◆ Extracted data entries:
————

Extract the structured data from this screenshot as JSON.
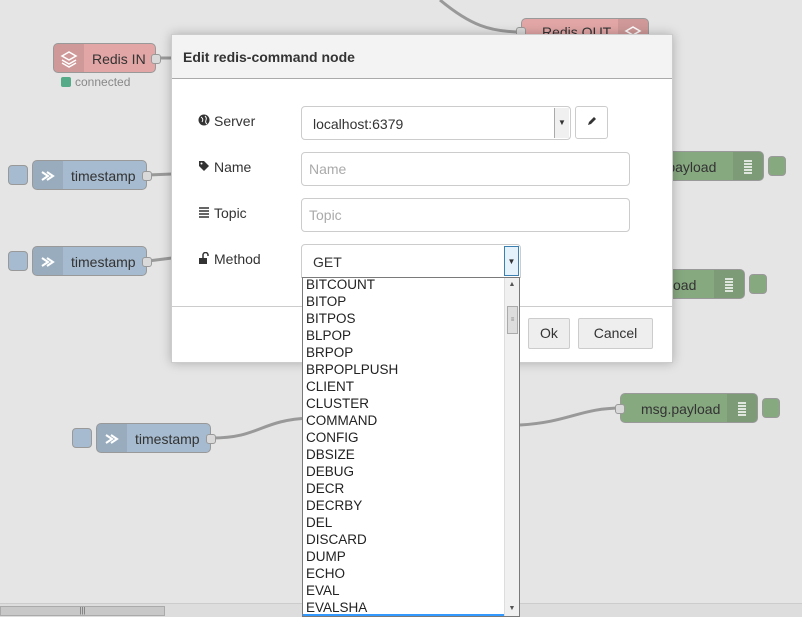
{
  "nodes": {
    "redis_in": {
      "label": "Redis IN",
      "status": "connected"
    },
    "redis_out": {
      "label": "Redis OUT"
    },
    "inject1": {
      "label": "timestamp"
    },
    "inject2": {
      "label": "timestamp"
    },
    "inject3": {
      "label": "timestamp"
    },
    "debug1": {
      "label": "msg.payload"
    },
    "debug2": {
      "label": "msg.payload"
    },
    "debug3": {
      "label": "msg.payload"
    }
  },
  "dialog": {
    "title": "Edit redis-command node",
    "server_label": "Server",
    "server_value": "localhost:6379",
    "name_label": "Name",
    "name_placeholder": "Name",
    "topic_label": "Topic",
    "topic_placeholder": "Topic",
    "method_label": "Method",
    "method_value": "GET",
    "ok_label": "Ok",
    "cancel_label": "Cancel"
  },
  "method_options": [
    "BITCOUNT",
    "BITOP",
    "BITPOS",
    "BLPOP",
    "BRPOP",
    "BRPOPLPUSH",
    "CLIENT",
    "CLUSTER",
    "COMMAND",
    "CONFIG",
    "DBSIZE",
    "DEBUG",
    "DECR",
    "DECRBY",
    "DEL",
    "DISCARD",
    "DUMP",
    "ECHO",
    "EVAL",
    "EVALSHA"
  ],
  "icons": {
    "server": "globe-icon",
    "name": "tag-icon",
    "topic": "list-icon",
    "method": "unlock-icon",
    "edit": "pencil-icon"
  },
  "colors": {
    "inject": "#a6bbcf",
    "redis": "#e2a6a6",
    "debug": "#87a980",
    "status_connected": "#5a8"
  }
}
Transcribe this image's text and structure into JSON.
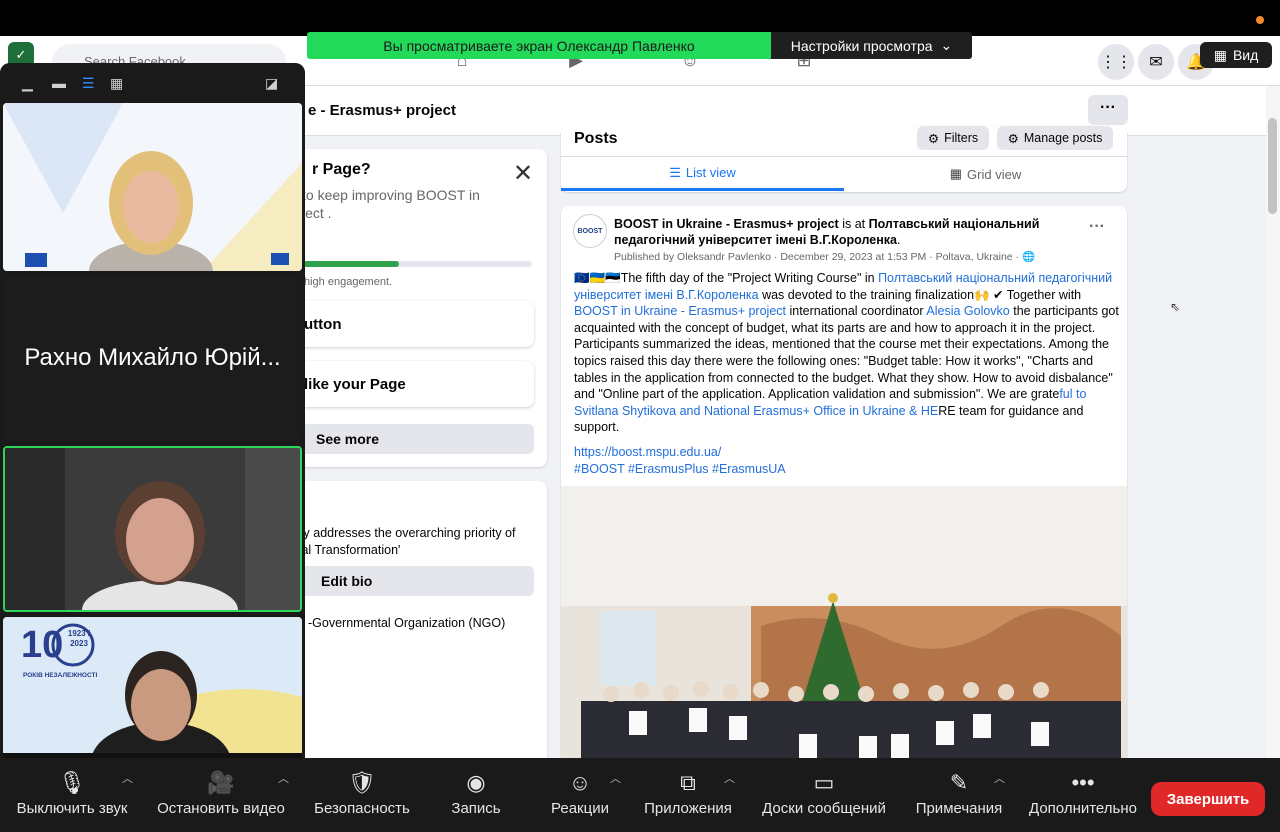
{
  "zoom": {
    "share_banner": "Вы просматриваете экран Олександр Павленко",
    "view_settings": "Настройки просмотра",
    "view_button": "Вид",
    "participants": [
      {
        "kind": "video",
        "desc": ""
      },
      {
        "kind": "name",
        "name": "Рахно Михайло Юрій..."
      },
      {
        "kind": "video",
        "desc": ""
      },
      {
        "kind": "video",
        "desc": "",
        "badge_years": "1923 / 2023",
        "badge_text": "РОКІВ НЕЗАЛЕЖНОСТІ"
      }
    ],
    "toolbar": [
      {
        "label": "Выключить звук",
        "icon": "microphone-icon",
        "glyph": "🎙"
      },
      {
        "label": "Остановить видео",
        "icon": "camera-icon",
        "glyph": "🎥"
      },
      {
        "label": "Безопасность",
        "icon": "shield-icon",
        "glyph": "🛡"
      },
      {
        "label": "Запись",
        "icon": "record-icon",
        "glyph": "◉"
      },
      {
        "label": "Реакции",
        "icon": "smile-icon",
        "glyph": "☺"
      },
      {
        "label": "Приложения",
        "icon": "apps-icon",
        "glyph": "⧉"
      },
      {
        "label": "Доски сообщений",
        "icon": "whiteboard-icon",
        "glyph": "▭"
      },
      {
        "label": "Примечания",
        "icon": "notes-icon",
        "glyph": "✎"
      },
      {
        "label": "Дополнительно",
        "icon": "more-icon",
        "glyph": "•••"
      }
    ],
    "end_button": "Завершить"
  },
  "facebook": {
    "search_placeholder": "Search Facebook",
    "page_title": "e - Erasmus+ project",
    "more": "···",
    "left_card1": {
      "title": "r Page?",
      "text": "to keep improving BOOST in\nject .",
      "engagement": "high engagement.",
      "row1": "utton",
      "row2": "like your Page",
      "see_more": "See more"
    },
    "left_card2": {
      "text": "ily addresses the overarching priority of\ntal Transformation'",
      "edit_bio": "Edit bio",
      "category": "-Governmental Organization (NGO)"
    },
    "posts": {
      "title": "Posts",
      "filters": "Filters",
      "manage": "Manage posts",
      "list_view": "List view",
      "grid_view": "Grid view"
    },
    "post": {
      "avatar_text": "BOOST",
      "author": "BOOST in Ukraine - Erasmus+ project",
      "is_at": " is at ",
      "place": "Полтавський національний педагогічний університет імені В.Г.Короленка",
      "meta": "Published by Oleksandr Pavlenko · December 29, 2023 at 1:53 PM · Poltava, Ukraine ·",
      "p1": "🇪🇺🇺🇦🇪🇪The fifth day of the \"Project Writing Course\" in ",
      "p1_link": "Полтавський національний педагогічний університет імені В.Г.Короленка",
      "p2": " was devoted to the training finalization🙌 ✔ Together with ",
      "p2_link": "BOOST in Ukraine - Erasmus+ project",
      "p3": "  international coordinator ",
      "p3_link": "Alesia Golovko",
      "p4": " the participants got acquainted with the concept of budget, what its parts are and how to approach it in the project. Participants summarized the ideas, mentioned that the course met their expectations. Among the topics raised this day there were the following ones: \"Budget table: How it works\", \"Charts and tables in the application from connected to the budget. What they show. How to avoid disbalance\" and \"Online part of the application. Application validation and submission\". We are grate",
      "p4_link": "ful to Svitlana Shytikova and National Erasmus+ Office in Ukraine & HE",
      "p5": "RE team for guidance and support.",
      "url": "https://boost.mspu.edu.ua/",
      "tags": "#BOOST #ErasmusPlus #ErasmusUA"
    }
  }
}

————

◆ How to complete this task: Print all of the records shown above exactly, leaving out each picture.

◆ Written response:
Extract the structured data from this screenshot as JSON.
{
  "nodes": {
    "redis_in": {
      "label": "Redis IN",
      "status": "connected"
    },
    "redis_out": {
      "label": "Redis OUT"
    },
    "inject1": {
      "label": "timestamp"
    },
    "inject2": {
      "label": "timestamp"
    },
    "inject3": {
      "label": "timestamp"
    },
    "debug1": {
      "label": "msg.payload"
    },
    "debug2": {
      "label": "msg.payload"
    },
    "debug3": {
      "label": "msg.payload"
    }
  },
  "dialog": {
    "title": "Edit redis-command node",
    "server_label": "Server",
    "server_value": "localhost:6379",
    "name_label": "Name",
    "name_placeholder": "Name",
    "topic_label": "Topic",
    "topic_placeholder": "Topic",
    "method_label": "Method",
    "method_value": "GET",
    "ok_label": "Ok",
    "cancel_label": "Cancel"
  },
  "method_options": [
    "BITCOUNT",
    "BITOP",
    "BITPOS",
    "BLPOP",
    "BRPOP",
    "BRPOPLPUSH",
    "CLIENT",
    "CLUSTER",
    "COMMAND",
    "CONFIG",
    "DBSIZE",
    "DEBUG",
    "DECR",
    "DECRBY",
    "DEL",
    "DISCARD",
    "DUMP",
    "ECHO",
    "EVAL",
    "EVALSHA"
  ],
  "icons": {
    "server": "globe-icon",
    "name": "tag-icon",
    "topic": "list-icon",
    "method": "unlock-icon",
    "edit": "pencil-icon"
  },
  "colors": {
    "inject": "#a6bbcf",
    "redis": "#e2a6a6",
    "debug": "#87a980",
    "status_connected": "#5a8"
  }
}
Transcribe this image's text and structure into JSON.
{
  "zoom": {
    "share_banner": "Вы просматриваете экран Олександр Павленко",
    "view_settings": "Настройки просмотра",
    "view_button": "Вид",
    "participants": [
      {
        "kind": "video",
        "desc": ""
      },
      {
        "kind": "name",
        "name": "Рахно Михайло Юрій..."
      },
      {
        "kind": "video",
        "desc": ""
      },
      {
        "kind": "video",
        "desc": "",
        "badge_years": "1923 / 2023",
        "badge_text": "РОКІВ НЕЗАЛЕЖНОСТІ"
      }
    ],
    "toolbar": [
      {
        "label": "Выключить звук",
        "icon": "microphone-icon",
        "glyph": "🎙"
      },
      {
        "label": "Остановить видео",
        "icon": "camera-icon",
        "glyph": "🎥"
      },
      {
        "label": "Безопасность",
        "icon": "shield-icon",
        "glyph": "🛡"
      },
      {
        "label": "Запись",
        "icon": "record-icon",
        "glyph": "◉"
      },
      {
        "label": "Реакции",
        "icon": "smile-icon",
        "glyph": "☺"
      },
      {
        "label": "Приложения",
        "icon": "apps-icon",
        "glyph": "⧉"
      },
      {
        "label": "Доски сообщений",
        "icon": "whiteboard-icon",
        "glyph": "▭"
      },
      {
        "label": "Примечания",
        "icon": "notes-icon",
        "glyph": "✎"
      },
      {
        "label": "Дополнительно",
        "icon": "more-icon",
        "glyph": "•••"
      }
    ],
    "end_button": "Завершить"
  },
  "facebook": {
    "search_placeholder": "Search Facebook",
    "page_title": "e - Erasmus+ project",
    "more": "···",
    "left_card1": {
      "title": "r Page?",
      "text": "to keep improving BOOST in\nject .",
      "engagement": "high engagement.",
      "row1": "utton",
      "row2": "like your Page",
      "see_more": "See more"
    },
    "left_card2": {
      "text": "ily addresses the overarching priority of\ntal Transformation'",
      "edit_bio": "Edit bio",
      "category": "-Governmental Organization (NGO)"
    },
    "posts": {
      "title": "Posts",
      "filters": "Filters",
      "manage": "Manage posts",
      "list_view": "List view",
      "grid_view": "Grid view"
    },
    "post": {
      "avatar_text": "BOOST",
      "author": "BOOST in Ukraine - Erasmus+ project",
      "is_at": " is at ",
      "place": "Полтавський національний педагогічний університет імені В.Г.Короленка",
      "meta": "Published by Oleksandr Pavlenko · December 29, 2023 at 1:53 PM · Poltava, Ukraine ·",
      "p1": "🇪🇺🇺🇦🇪🇪The fifth day of the \"Project Writing Course\" in ",
      "p1_link": "Полтавський національний педагогічний університет імені В.Г.Короленка",
      "p2": " was devoted to the training finalization🙌 ✔ Together with ",
      "p2_link": "BOOST in Ukraine - Erasmus+ project",
      "p3": "  international coordinator ",
      "p3_link": "Alesia Golovko",
      "p4": " the participants got acquainted with the concept of budget, what its parts are and how to approach it in the project. Participants summarized the ideas, mentioned that the course met their expectations. Among the topics raised this day there were the following ones: \"Budget table: How it works\", \"Charts and tables in the application from connected to the budget. What they show. How to avoid disbalance\" and \"Online part of the application. Application validation and submission\". We are grate",
      "p4_link": "ful to Svitlana Shytikova and National Erasmus+ Office in Ukraine & HE",
      "p5": "RE team for guidance and support.",
      "url": "https://boost.mspu.edu.ua/",
      "tags": "#BOOST #ErasmusPlus #ErasmusUA"
    }
  }
}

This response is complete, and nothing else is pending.